**Problem statement**: Return the lines of the data below in which the string "Promotion" occurs.

[Items from an interface collection]
+++++

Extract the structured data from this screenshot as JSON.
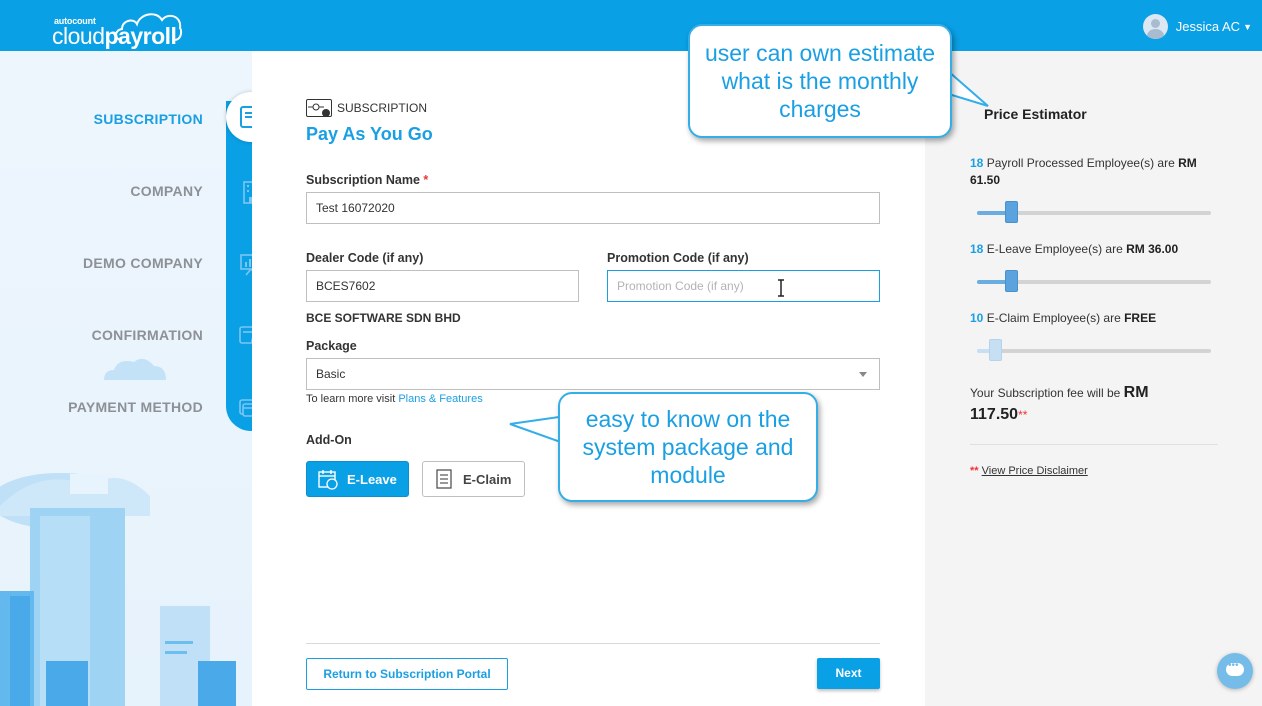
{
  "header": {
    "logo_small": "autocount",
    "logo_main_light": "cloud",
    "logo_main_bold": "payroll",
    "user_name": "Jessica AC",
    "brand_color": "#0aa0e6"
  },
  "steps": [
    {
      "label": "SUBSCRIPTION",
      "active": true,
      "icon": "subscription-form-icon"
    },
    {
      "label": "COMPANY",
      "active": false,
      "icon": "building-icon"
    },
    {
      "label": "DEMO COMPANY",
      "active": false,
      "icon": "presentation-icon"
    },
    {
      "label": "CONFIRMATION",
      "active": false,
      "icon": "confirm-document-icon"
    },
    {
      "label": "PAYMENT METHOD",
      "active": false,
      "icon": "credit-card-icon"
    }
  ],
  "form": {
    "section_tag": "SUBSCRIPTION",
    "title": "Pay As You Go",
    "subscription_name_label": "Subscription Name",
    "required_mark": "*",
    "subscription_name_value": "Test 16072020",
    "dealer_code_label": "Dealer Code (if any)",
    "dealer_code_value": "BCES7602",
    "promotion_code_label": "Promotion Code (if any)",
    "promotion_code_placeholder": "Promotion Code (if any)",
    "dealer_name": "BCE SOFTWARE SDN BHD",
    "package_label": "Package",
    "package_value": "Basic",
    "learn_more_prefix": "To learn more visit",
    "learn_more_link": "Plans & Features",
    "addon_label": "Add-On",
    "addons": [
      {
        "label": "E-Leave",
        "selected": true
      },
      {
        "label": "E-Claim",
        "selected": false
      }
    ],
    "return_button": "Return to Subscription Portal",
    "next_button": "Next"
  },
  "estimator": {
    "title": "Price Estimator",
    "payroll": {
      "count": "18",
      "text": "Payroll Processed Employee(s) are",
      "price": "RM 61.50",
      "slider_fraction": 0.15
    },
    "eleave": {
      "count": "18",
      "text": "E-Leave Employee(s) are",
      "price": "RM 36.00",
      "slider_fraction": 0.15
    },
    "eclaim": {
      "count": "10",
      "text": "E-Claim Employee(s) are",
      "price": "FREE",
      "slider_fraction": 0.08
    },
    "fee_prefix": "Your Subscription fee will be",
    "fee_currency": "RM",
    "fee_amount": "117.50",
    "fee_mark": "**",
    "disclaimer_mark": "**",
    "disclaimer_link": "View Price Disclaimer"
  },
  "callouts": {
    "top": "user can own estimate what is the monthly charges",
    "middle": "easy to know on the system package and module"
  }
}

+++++

**Solution for this task**:
    "promotion_code_label": "Promotion Code (if any)",
    "promotion_code_placeholder": "Promotion Code (if any)",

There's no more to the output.